Bolivia cut the ribbon on its first industrial-scale lithium plant, the dawn of what it hopes will be an export boom of the battery metal that could bring it back from the brink of economic crisis. It’s going to be a long road though.
In a ceremony Friday on the world’s largest salt flat, President Luis Arce opened the $100 million facility, designed to churn out as much as 15,000 tons of lithium carbonate a year to fuel electric vehicles in the global shift away from fossil fuels. To be sure, the plant is just starting a gradual ramp-up that will only reach a fifth of its capacity next year.
For the land-locked Andean nation, tapping into vast lithium deposits suspended in brine under the remote Uyuni salt flat offers a way to stave of a looming cash crunch as it burns through foreign currency reserves amid dwindling hydrocarbon exports.
But while Bolivia has much more resources of lithium than neighboring Chile, they are not yet deemed economically viable. Uyuni brine has high levels of magnesium, which make its lithium less pure and expensive to produce, and the nearest port is at least 500 kilometers and a border crossing away. A history of political and social unrest and a state-led approach to natural resources are other deterrents to private capital, as is this year’s 80%-plus plunge in prices.
“With the amount of resources Bolivia has, it should have been a power player in lithium long ago,” BNEF metals and mining analyst Sung Choi said. “We will have to see if this time will be different.”
Still, given Bolivia’s massive potential, some foreign companies have been prepared to do business there, with new direct extraction techniques seen as key for Bolivia to circumvent its purity issues and shorten the path to production.
This week, state-owned YLB and the Russian Uranium One Group signed an agreement to build a direct extraction plant for $450 million, while a Chinese consortium led by Contemporary Amperex Technology Co. plans to spend $1.4 billion on plants in the country. Bolivia plans to offer more direct lithium extraction contracts.
A Chinese group was behind construction of the carbonate facility inaugurated Friday in a ceremony attended by workers, soldiers, reporters and authorities. Dressed in a traditional poncho and Alpaca hat, President Arce spoke of a “transcendental step” in Bolivia becoming a major player in the critical mineral.
But the plant, which is three years behind schedule, isn’t expected to reach capacity until 2025, YLB Executive President Karla Calderon said. Initial output won’t be battery grade or continuous and will be sold on the spot market, with no date yet for signing supply contracts.

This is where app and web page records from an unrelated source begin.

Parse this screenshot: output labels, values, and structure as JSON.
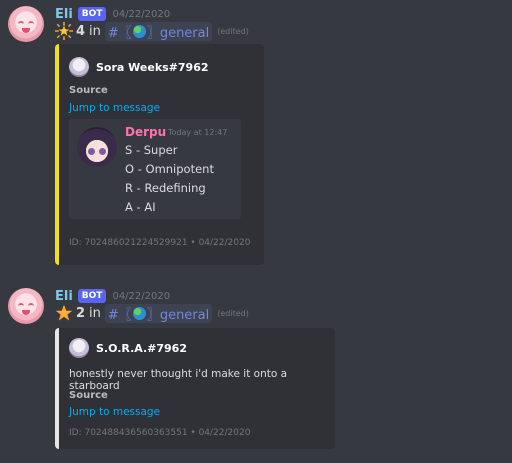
{
  "messages": [
    {
      "author": "Eli",
      "bot_tag": "BOT",
      "timestamp": "04/22/2020",
      "star_count": "4",
      "in_text": "in",
      "channel_prefix": "#〖",
      "channel_suffix": "〗general",
      "edited": "(edited)",
      "embed": {
        "author": "Sora Weeks#7962",
        "source_label": "Source",
        "jump_label": "Jump to message",
        "image": {
          "author": "Derpu",
          "time": "Today at 12:47",
          "lines": [
            "S - Super",
            "O - Omnipotent",
            "R - Redefining",
            "A - AI"
          ]
        },
        "footer": "ID: 702486021224529921 • 04/22/2020",
        "accent_color": "#f1e01a"
      }
    },
    {
      "author": "Eli",
      "bot_tag": "BOT",
      "timestamp": "04/22/2020",
      "star_count": "2",
      "in_text": "in",
      "channel_prefix": "#〖",
      "channel_suffix": "〗general",
      "edited": "(edited)",
      "embed": {
        "author": "S.O.R.A.#7962",
        "text": "honestly never thought i'd make it onto a starboard",
        "source_label": "Source",
        "jump_label": "Jump to message",
        "footer": "ID: 702488436560363551 • 04/22/2020",
        "accent_color": "#e3e5e8"
      }
    }
  ]
}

“This news is a positive step for the lithium market overall as it could help diversify the sources of supply given really robust long term demand,” said Chris Berry, president of House Mountain Partners, an industry consultant. “Still, the onus is on the operators here to prove they can profitably produce significant quantities of lithium to tight customer specifications.”